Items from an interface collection

=-=-=

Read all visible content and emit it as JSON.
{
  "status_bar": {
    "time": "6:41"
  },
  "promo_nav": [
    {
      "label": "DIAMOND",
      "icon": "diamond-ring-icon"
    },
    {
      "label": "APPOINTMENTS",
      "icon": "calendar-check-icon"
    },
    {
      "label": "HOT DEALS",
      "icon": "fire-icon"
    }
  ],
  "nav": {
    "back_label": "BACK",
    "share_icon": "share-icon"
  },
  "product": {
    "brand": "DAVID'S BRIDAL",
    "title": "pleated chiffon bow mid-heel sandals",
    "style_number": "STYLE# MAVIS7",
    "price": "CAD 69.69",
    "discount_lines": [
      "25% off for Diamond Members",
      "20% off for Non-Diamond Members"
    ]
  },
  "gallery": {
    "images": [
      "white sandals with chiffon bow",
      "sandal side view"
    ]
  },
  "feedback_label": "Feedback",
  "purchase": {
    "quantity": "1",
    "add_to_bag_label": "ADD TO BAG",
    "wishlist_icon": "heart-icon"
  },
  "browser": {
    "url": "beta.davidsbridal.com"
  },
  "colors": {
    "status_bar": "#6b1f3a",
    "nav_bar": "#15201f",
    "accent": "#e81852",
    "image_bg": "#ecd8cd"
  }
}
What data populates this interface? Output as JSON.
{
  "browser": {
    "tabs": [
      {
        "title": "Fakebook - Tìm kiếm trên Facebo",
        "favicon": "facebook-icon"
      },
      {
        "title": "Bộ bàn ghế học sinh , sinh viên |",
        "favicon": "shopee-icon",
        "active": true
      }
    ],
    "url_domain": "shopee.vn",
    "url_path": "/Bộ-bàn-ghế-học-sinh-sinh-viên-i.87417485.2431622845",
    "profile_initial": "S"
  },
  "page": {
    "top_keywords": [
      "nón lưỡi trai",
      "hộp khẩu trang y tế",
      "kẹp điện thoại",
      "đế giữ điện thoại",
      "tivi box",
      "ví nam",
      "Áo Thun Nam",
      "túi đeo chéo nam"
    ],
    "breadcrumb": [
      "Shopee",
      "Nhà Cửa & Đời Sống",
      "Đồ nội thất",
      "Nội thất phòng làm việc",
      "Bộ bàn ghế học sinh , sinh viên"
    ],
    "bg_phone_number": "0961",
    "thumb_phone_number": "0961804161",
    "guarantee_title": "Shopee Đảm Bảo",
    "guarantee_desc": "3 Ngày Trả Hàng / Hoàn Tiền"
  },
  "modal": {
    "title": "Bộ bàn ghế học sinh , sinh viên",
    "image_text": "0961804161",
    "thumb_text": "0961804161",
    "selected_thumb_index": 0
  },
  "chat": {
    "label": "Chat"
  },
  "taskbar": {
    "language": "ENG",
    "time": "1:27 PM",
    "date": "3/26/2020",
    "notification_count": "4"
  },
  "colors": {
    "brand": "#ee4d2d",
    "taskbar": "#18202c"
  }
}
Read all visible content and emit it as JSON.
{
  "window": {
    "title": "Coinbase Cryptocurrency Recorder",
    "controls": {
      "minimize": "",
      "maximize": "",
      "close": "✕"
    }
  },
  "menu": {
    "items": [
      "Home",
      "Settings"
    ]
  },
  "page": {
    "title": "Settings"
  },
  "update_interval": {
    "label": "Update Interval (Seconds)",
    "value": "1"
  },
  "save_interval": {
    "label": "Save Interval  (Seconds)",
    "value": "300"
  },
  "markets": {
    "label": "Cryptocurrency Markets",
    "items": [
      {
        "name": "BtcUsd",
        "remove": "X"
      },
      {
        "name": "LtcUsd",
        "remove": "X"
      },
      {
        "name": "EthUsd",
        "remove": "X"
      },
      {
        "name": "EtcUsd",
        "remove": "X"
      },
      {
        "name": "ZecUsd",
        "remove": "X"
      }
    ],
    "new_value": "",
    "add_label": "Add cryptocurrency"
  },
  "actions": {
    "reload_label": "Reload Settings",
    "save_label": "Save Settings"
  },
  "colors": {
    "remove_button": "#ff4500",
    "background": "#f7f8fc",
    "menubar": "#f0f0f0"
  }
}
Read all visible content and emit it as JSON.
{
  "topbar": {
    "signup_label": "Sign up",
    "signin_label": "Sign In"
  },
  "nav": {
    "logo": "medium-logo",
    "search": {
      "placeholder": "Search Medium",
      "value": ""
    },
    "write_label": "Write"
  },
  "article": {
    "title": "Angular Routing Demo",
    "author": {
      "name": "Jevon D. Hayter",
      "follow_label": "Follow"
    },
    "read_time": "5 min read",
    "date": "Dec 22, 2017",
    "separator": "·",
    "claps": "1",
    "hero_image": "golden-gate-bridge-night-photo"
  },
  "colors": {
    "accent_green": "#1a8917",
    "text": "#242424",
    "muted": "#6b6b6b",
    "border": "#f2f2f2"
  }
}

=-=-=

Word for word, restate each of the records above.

Read all visible content and emit it as JSON.
{
  "status_bar": {
    "time": "6:41"
  },
  "promo_nav": [
    {
      "label": "DIAMOND",
      "icon": "diamond-ring-icon"
    },
    {
      "label": "APPOINTMENTS",
      "icon": "calendar-check-icon"
    },
    {
      "label": "HOT DEALS",
      "icon": "fire-icon"
    }
  ],
  "nav": {
    "back_label": "BACK",
    "share_icon": "share-icon"
  },
  "product": {
    "brand": "DAVID'S BRIDAL",
    "title": "pleated chiffon bow mid-heel sandals",
    "style_number": "STYLE# MAVIS7",
    "price": "CAD 69.69",
    "discount_lines": [
      "25% off for Diamond Members",
      "20% off for Non-Diamond Members"
    ]
  },
  "gallery": {
    "images": [
      "white sandals with chiffon bow",
      "sandal side view"
    ]
  },
  "feedback_label": "Feedback",
  "purchase": {
    "quantity": "1",
    "add_to_bag_label": "ADD TO BAG",
    "wishlist_icon": "heart-icon"
  },
  "browser": {
    "url": "beta.davidsbridal.com"
  },
  "colors": {
    "status_bar": "#6b1f3a",
    "nav_bar": "#15201f",
    "accent": "#e81852",
    "image_bg": "#ecd8cd"
  }
}
What data populates this interface? Output as JSON.
{
  "browser": {
    "tabs": [
      {
        "title": "Fakebook - Tìm kiếm trên Facebo",
        "favicon": "facebook-icon"
      },
      {
        "title": "Bộ bàn ghế học sinh , sinh viên |",
        "favicon": "shopee-icon",
        "active": true
      }
    ],
    "url_domain": "shopee.vn",
    "url_path": "/Bộ-bàn-ghế-học-sinh-sinh-viên-i.87417485.2431622845",
    "profile_initial": "S"
  },
  "page": {
    "top_keywords": [
      "nón lưỡi trai",
      "hộp khẩu trang y tế",
      "kẹp điện thoại",
      "đế giữ điện thoại",
      "tivi box",
      "ví nam",
      "Áo Thun Nam",
      "túi đeo chéo nam"
    ],
    "breadcrumb": [
      "Shopee",
      "Nhà Cửa & Đời Sống",
      "Đồ nội thất",
      "Nội thất phòng làm việc",
      "Bộ bàn ghế học sinh , sinh viên"
    ],
    "bg_phone_number": "0961",
    "thumb_phone_number": "0961804161",
    "guarantee_title": "Shopee Đảm Bảo",
    "guarantee_desc": "3 Ngày Trả Hàng / Hoàn Tiền"
  },
  "modal": {
    "title": "Bộ bàn ghế học sinh , sinh viên",
    "image_text": "0961804161",
    "thumb_text": "0961804161",
    "selected_thumb_index": 0
  },
  "chat": {
    "label": "Chat"
  },
  "taskbar": {
    "language": "ENG",
    "time": "1:27 PM",
    "date": "3/26/2020",
    "notification_count": "4"
  },
  "colors": {
    "brand": "#ee4d2d",
    "taskbar": "#18202c"
  }
}
Read all visible content and emit it as JSON.
{
  "window": {
    "title": "Coinbase Cryptocurrency Recorder",
    "controls": {
      "minimize": "",
      "maximize": "",
      "close": "✕"
    }
  },
  "menu": {
    "items": [
      "Home",
      "Settings"
    ]
  },
  "page": {
    "title": "Settings"
  },
  "update_interval": {
    "label": "Update Interval (Seconds)",
    "value": "1"
  },
  "save_interval": {
    "label": "Save Interval  (Seconds)",
    "value": "300"
  },
  "markets": {
    "label": "Cryptocurrency Markets",
    "items": [
      {
        "name": "BtcUsd",
        "remove": "X"
      },
      {
        "name": "LtcUsd",
        "remove": "X"
      },
      {
        "name": "EthUsd",
        "remove": "X"
      },
      {
        "name": "EtcUsd",
        "remove": "X"
      },
      {
        "name": "ZecUsd",
        "remove": "X"
      }
    ],
    "new_value": "",
    "add_label": "Add cryptocurrency"
  },
  "actions": {
    "reload_label": "Reload Settings",
    "save_label": "Save Settings"
  },
  "colors": {
    "remove_button": "#ff4500",
    "background": "#f7f8fc",
    "menubar": "#f0f0f0"
  }
}
Read all visible content and emit it as JSON.
{
  "topbar": {
    "signup_label": "Sign up",
    "signin_label": "Sign In"
  },
  "nav": {
    "logo": "medium-logo",
    "search": {
      "placeholder": "Search Medium",
      "value": ""
    },
    "write_label": "Write"
  },
  "article": {
    "title": "Angular Routing Demo",
    "author": {
      "name": "Jevon D. Hayter",
      "follow_label": "Follow"
    },
    "read_time": "5 min read",
    "date": "Dec 22, 2017",
    "separator": "·",
    "claps": "1",
    "hero_image": "golden-gate-bridge-night-photo"
  },
  "colors": {
    "accent_green": "#1a8917",
    "text": "#242424",
    "muted": "#6b6b6b",
    "border": "#f2f2f2"
  }
}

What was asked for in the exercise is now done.